Blanking out of lobbyists' names
Corporate Europe Observatory, an Amsterdam-based lobbying watchdog, submitted a complaint against the Commission after Directorate-General Trade started blanking out the names of industry lobbyists in documents released under EU access to documents rules. The Ombudsman regarded the complainant's allegation as well-founded but closed the inquiry in light of an ongoing case at the Court of First Instance. The Court of First Instance agreed with the Ombudsman's conclusion on the same legal principle in the Bavarian Lager v Commission case.
Use of languages
The Ombudsman issued two critical remarks against the European Personnel Selection Office (EPSO) in two cases concerning the use of languages of the "new" Member States as opposed to those of the "old" Member States. This followed a complaint from a Polish association concerning recruitment tests. EPSO informed the Ombudsman that the language requirements for competitions had been changed in the meantime.
Payment dispute with German university
After a German university complained about a payment dispute it was having with the Commission regarding a project under the Erasmus Programme, the Ombudsman contacted the Commission, which settled the case within two weeks. The university's efforts to convince the Commission that a calculation error had occurred had proved unsuccessful. The Commission admitted the mistake and paid back the requested sum of EUR 5 400 plus interest.
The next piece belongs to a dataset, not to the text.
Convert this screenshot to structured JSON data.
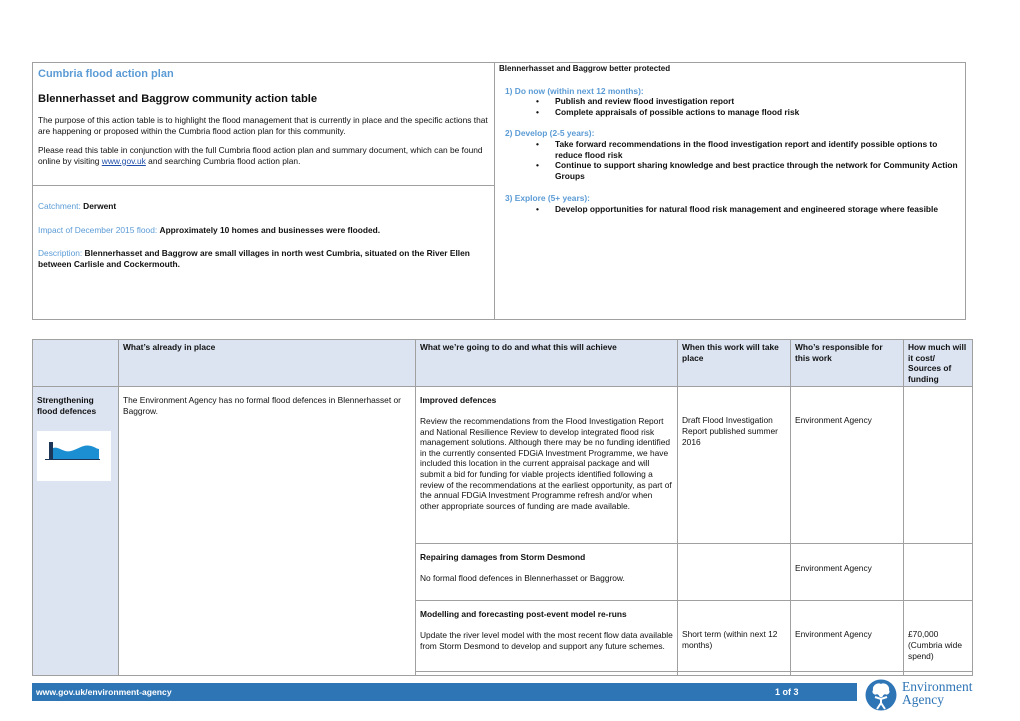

The Ombudsman commended Directorate-General Education and Culture for the exemplary way in which it had handled this complaint after he brought it to its attention.